Application Security, Microsoft Security
After being criticized for years for being completely opaque and obtuse about virtually everything that goes on inside the walls in Redmond, Microsoft has swung pretty far in the other direction lately, at least when the topic is security. The company has been very open about the processes and tools that it has used in its Trustworthy Computing effort, to the point of releasing books on its software security practices and inviting outside experts in for its semi-annual Blue Hat confabs. Microsoft’s latest effort in this long, drum-banging, kimono-opening, insert-evangelism-cliche-here process isa series of videos recorded during the invitation-only Blue Hat meetings. The company has posted a number of them on its TechNet site, including a video on Microsoft’s threat-modeling process, starring Adam Shostack.

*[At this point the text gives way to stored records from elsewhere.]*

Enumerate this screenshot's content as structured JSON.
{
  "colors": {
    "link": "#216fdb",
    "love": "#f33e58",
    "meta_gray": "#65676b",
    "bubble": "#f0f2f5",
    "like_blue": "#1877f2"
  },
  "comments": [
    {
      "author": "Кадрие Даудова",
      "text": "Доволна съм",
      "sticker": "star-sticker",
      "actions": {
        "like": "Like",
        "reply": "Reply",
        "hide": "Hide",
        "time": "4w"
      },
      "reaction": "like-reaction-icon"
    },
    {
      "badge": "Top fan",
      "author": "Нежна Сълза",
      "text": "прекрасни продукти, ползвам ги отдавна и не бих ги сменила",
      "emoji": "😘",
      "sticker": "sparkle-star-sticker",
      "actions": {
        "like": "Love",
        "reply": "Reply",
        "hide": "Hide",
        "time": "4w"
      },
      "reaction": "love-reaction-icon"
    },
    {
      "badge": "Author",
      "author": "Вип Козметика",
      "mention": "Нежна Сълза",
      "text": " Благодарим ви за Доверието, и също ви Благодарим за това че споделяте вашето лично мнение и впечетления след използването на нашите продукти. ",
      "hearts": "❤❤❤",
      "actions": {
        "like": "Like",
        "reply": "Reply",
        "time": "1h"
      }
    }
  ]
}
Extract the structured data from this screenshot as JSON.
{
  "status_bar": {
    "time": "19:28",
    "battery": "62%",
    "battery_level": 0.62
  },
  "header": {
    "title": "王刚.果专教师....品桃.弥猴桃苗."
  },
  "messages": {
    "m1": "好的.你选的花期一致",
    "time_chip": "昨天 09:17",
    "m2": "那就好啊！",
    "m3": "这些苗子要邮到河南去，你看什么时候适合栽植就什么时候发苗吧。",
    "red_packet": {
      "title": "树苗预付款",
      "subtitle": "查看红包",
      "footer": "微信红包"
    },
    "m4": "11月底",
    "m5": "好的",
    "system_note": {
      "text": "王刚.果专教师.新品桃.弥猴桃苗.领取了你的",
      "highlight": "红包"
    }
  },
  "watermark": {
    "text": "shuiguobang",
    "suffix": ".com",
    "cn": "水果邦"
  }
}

The video, which also includes a segment with Danny Dhillon, a senior security consultant at EMC, explaining the company’s threat-modeling program, has a pretty good, if quick, overview of Microsoft’s program. Shostack spends much of his time in the video comparing Microsoft’s and EMC’s programs, which he says are “remarkably similar.” The companies have different terminologies and structures, but the basic ideas and goals are the same. The great thing about this video, as well as the others Microsoft has posted, and the other assorted content it’s been churning out related to its SDL and other processes, is that it can serve as a nice, free education for developers. For the vast majority of development organizations without the resources that Microsoft has, this content can be a great foundation for further investigation. Think of it as the technical equivalent of those free online courses from MIT.
Video of the rest of the sessions from the fall Blue Hat meetings are online as well, so take advantage of Microsoft’s legwork and largess and feed your mind.